Campus & Community

Recommendations of the Faculty Committee

4 min read

Claim: The recommendations of the faculty committee charged with studying employment practices at Harvard represent “minor improvements.”

In fact:

  • The faculty committee recommended, and the University adopted, a series of measures that place Harvard among leading employers in the region and the nation in terms of benefits and career opportunities available to workers at all levels.
  • Harvard has extended subsidized health benefits to any employee of the university who works at least 2 days a week at a cost to the University of $2,000 per employee.
  • Harvard’s education and training program, the Harvard Bridge to Learning and Literacy, is one of the most innovative and generous employer-based education programs in the nation. It provides courses to entry level workers in English-as-a-second-language, basic literacy, GED, and computer literacy. The program is accessible to entry-level workers and it is available to Harvard employees and the employees of contractors.
  • The Bridge Program is free to workers and includes paid release time during working hours. It represents an investment of approximately $2,800 per year for each eligible worker.
  • The University has established guidelines governing contracting with outside companies for service work for ongoing service to the Harvard campus of more than $50,000 per year and for periods of nine months or more.
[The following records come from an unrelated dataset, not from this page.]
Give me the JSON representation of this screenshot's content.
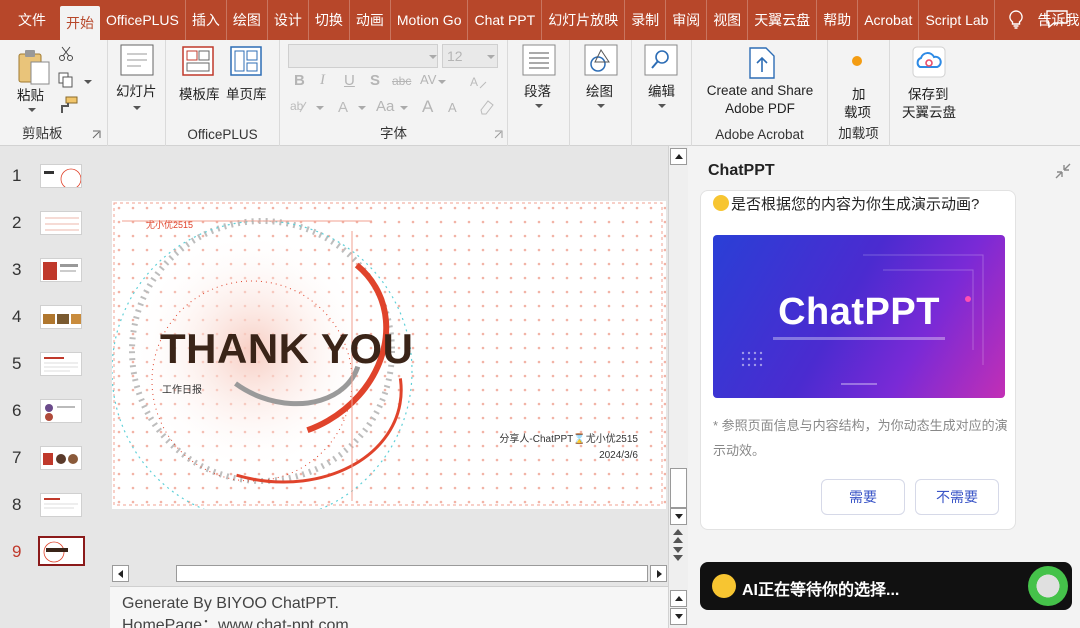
{
  "menu": {
    "tabs": [
      "文件",
      "开始",
      "OfficePLUS",
      "插入",
      "绘图",
      "设计",
      "切换",
      "动画",
      "Motion Go",
      "Chat PPT",
      "幻灯片放映",
      "录制",
      "审阅",
      "视图",
      "天翼云盘",
      "帮助",
      "Acrobat",
      "Script Lab"
    ],
    "active_tab": "开始",
    "tell_me": "告诉我"
  },
  "ribbon": {
    "clipboard": {
      "paste": "粘贴",
      "group": "剪贴板"
    },
    "slides": {
      "slide": "幻灯片"
    },
    "officeplus": {
      "template": "模板库",
      "single": "单页库",
      "group": "OfficePLUS"
    },
    "font": {
      "size": "12",
      "group": "字体",
      "bold": "B",
      "italic": "I",
      "underline": "U",
      "shadow": "S",
      "strike": "abc",
      "spacing": "AV",
      "case": "Aa",
      "grow": "A",
      "shrink": "A"
    },
    "paragraph": {
      "label": "段落"
    },
    "drawing": {
      "label": "绘图"
    },
    "editing": {
      "label": "编辑"
    },
    "acrobat": {
      "line1": "Create and Share",
      "line2": "Adobe PDF",
      "group": "Adobe Acrobat"
    },
    "addins": {
      "line1": "加",
      "line2": "载项",
      "group": "加载项"
    },
    "cloud": {
      "line1": "保存到",
      "line2": "天翼云盘"
    }
  },
  "thumbnails": [
    "1",
    "2",
    "3",
    "4",
    "5",
    "6",
    "7",
    "8",
    "9"
  ],
  "selected_slide": "9",
  "slide": {
    "author_top": "尤小优2515",
    "title": "THANK YOU",
    "subtitle": "工作日报",
    "sharer": "分享人-ChatPPT⌛尤小优2515",
    "date": "2024/3/6"
  },
  "notes": {
    "line1": "Generate By BIYOO ChatPPT.",
    "line2": "HomePage：www.chat-ppt.com"
  },
  "pane": {
    "title": "ChatPPT",
    "question": "是否根据您的内容为你生成演示动画?",
    "banner_title": "ChatPPT",
    "note": "* 参照页面信息与内容结构，为你动态生成对应的演示动效。",
    "yes": "需要",
    "no": "不需要",
    "status": "AI正在等待你的选择..."
  },
  "colors": {
    "accent": "#b7472a",
    "slide_red": "#e0432b",
    "title": "#3a2418"
  }
}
They specify that companies with whom Harvard contracts must maintain employment practices (including offering health insurance to employees who work 16 hours a week or more on the Harvard campus) consistent with the University’s commitment to fairness for all workers.
  • Harvard has extended a range of benefits and perks to casual workers designed to increase their participation in the University community. These include: a Harvard ID; paid time off; tuition assistance; T-pass and Commuter Rail discounts; Harvard University Employees Credit Union; Group Home and Auto Insurance; enrollment in courses at the Center for Training and Development; consideration for annual pay increases and other benefits.

Claim: The Living Wage Campaign claims that Harvard has been slow to implement the recommendations of the faculty committee charged with studying employment practices at Harvard.

In fact:

  • All of the Committee’s recommendations have been endorsed by the University and either have been or are in the process of being implemented.
  • Beginning in September 2000, approximately 250 employees from the Faculty Club, Harvard Dining Services, and University Operations have enrolled in Harvard’s education and training program. Next year the University plans to expand the program to serve 500 employees and employees of service contractors.
  • Enhanced benefits and perks for casual employees were made available as of October 2000.
  • Health benefits were made available to all employees of the University who work at least two days a week as of Jan. 1, 2001.
  • The guidelines governing contracting for services have been adopted by each of Harvard’s schools and units and will be applied as contracts are initiated or renewed.

Student Access to University Decisionmakers

Claim: University leaders have failed to listen to their arguments or seriously consider their proposal for a mandatory wage rate of $10.25.

  • Harvard’s decision not to embrace the sole solution that a small group of students consider legitimate – a mandatory wage floor set at $10.25 – does not mean that University leaders have failed to listen. In fact:
  • President Rudenstine and Provost Fineberg have open office hours on a regular basis in which they meet with any student wishing to consult them on any subject. They have met repeatedly with student advocates of the Living Wage during office hours, during visits to Houses, and at meetings specifically scheduled to issues relating to employment practices at Harvard.
  • The faculty committee appointed by the President to examine employment practices met with student proponents of the Living Wage, invited their written submissions, discussed their proposal at length, and specifically addressed their arguments in declining to adopt a mandatory wage rate in their final report.
  • Members of the Harvard Corporation have declined to meet with students on the ground that employment policies and practice are squarely the responsibility of the University administration.
  • In a statement released on April 23, 2001, President Rudenstine indicated his willingness to continue to exchange views on the subject of employment practices at Harvard, in an atmosphere free of coercive tactics.